At last week’s Collections Care workshop in Charlotte, organized by the Mecklenburg Historical Association, one of our participants asked a great question. She explained that her organization maintains a log cabin with no environmental controls. When possible, she has replaced old objects with reproductions, but there are still many antiques at the site. Interpreters and visitors handle and use some of these in demonstrations of blacksmithing, cooking, and more. What should she do?
Coincidentally, this same question came up last week on the Connecting to Collections online discussion forum. According to Museum Consultant Ron Kley, “This has long been a topic of discussion…There is general agreement in the field that the use of original period artifacts in such circumstances is ultimately consumptive, and that the use of replicas is…preferred.” Kley also notes “persuasive counter-arguments…that certain artifacts — machines in general being a good example — are [better off] through prudent use with appropriate maintenance rather than sitting in storage under ‘benign neglect’ conditions.” Kley recommends ALHFAM, the Association for Living History, Farm and Agricultural Museums, as a good resource to learn more about this issue and to gather supply sources for suitable reproductions.

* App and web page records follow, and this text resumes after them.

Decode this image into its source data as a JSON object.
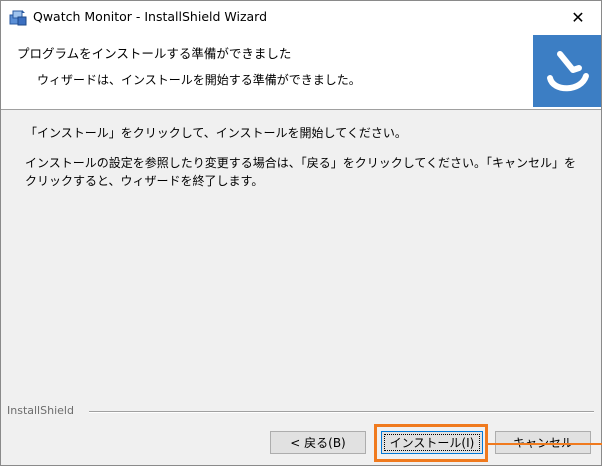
{
  "window": {
    "title": "Qwatch Monitor - InstallShield Wizard",
    "close_glyph": "✕"
  },
  "header": {
    "title": "プログラムをインストールする準備ができました",
    "subtitle": "ウィザードは、インストールを開始する準備ができました。"
  },
  "content": {
    "paragraph1": "「インストール」をクリックして、インストールを開始してください。",
    "paragraph2": "インストールの設定を参照したり変更する場合は、「戻る」をクリックしてください。「キャンセル」をクリックすると、ウィザードを終了します。"
  },
  "footer": {
    "brand": "InstallShield"
  },
  "buttons": {
    "back": "< 戻る(B)",
    "install": "インストール(I)",
    "cancel": "キャンセル"
  },
  "colors": {
    "logo_bg": "#3c7ec4",
    "highlight": "#f07a1e",
    "focus_border": "#0078d7"
  },
  "icons": {
    "app": "installer-box-icon",
    "logo": "installshield-swirl-icon",
    "close": "close-icon"
  }
}
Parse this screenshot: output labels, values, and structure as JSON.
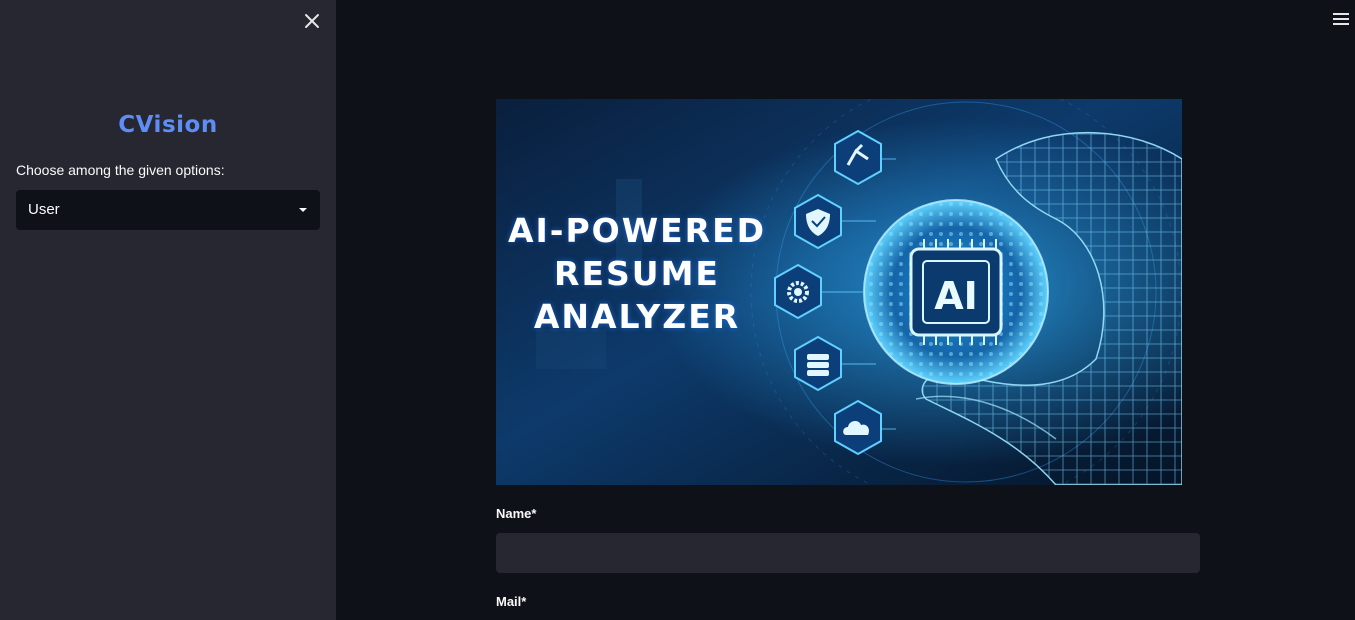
{
  "sidebar": {
    "brand": "CVision",
    "select_label": "Choose among the given options:",
    "select_value": "User",
    "close_icon": "close-icon"
  },
  "main": {
    "menu_icon": "hamburger-menu-icon",
    "hero": {
      "title_lines": [
        "AI-POWERED",
        "RESUME",
        "ANALYZER"
      ],
      "chip_text": "AI",
      "icons": [
        "robot-arm-icon",
        "shield-check-icon",
        "gear-icon",
        "database-icon",
        "cloud-icon"
      ]
    },
    "form": {
      "name_label": "Name*",
      "name_value": "",
      "mail_label": "Mail*"
    }
  },
  "colors": {
    "sidebar_bg": "#262730",
    "main_bg": "#0e1117",
    "brand": "#5e8df5",
    "input_bg": "#262730"
  }
}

In addition to reproductions, some old objects may be okay to continue using in these programs. Fully equipping historic environments with reproductions is not likely to be affordable for most organizations. Although those of us working for non-profits and public institutions are bound to preserve collections according to the best practices available within budgetary limits, some objects within the museum can be considered expendable. Kley uses the apt term “expendifacts” to distinguish such objects from those that require care for perpetuity. Staff should designate an education collection that includes both reproductions and expendifacts (some museums even track these categories separately). Accessioned objects should not be used up for programs unless first transferred to an educational collection, and the transfer process typically involves Board approval.
How do we decide whether an artifact should be considered expendable? Here are some questions to consider:
- Does it have a good story, especially one that relates to the institution’s mission? If yes, then the object should be accessioned or remain in the permanent collection and its handling limited.
- Could it be replaced easily through purchase? If yes, then the object may be appropriate for the educational collection.
- Is the object a machine or musical instrument that warrants (and possibly benefits from) periodic, limited use? If yes, and public program use is occasional, then it may remain in the permanent collection, as its use can be considered preservation-appropriate.
How does your site handle using artifacts for public programs? How long does it take before the objects break down? We’d love to share your examples here!
Posted on February 11, 2014, in collections access, collections management, Connecting to Collections, historic houses, historic sites, public programs, workshops and tagged ALHFAM, educational collection, Iredell Museums, Mecklenburg Historical Association, Ron Kley. Bookmark the permalink. Leave a comment.